Telephone On-Hold audio blog
Nowadays, we are listening to more music than ever before. Last year music consumption went up 20% with 80% on streaming services. However, musicians and songwriters are not seeing any financial improvements. An artist would currently receive roughly £0.80 per every 1,000 streams, receiving around 20% of the streaming value (in contrast to traditional 80/20 record deal).
The music industry business model used to rely on live concerts and touring as a promotional tool. However, nowadays the main promotional tool is streaming leaving musicians to rely highly on money made on the road.
What is the problem then? During the last 12 months live performances have been non-existent due to COVID-19 restrictions. Thus, how are musicians meant to earn a living now? Most of them are barely making a minimum wage out of streaming revenues.
Why is this happening? Even though musicians are usually the ones creating and composing the music pieces they are not the ones to record them. Record labels are the ones conducting that function and thus, they are technically the rightful copyright holders under UK intellectual property law.

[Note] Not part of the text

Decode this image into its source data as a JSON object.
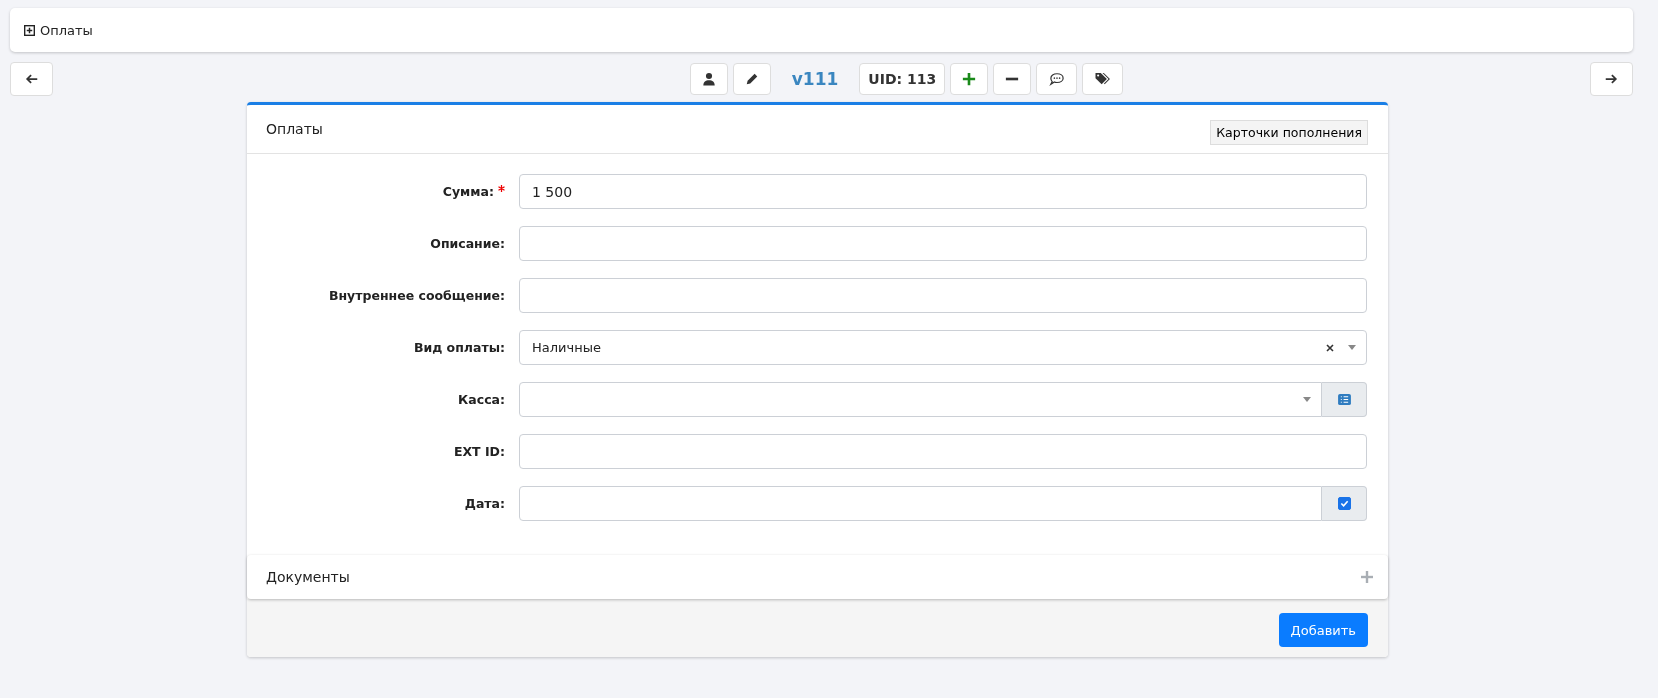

The #BrokenRecord campaign is not a boycott towards streaming platforms such as Amazon Music, Spotify or Apple Music (even if they are an important part of the conversation) but rather a “political lobbying” initiative calling upon UK government regulation and a deep change on the music industry.
This campaign initiated by Tom Gray, of the band Gomez, is pushing in two directions. On the one hand, it is putting pressure on the music industry to change itself. On the other hand, it is pushing to change British law in terms of copyright laws and music industry regulation.
What alternative model is proposed? A user-centric model where user’s subscription payments are distributed among the bands they regularly listen to. This solution would redistribute some of the wealth from top to lower-tier artist.
Last Sunday 24th of May the Broken Record Festival took place. Tim’s Twitter Listening Party Festival is allied to the #BrokenRecord campaign to draw more attention to it and calls for changes to the music streaming ecosystem in order to help artists and songwriters.
The cultural cannibalisation by streaming services is creating a dangerous unhealthy economics in the industry. That is why Gray started this campaign as a pressure group rather than a protest movement.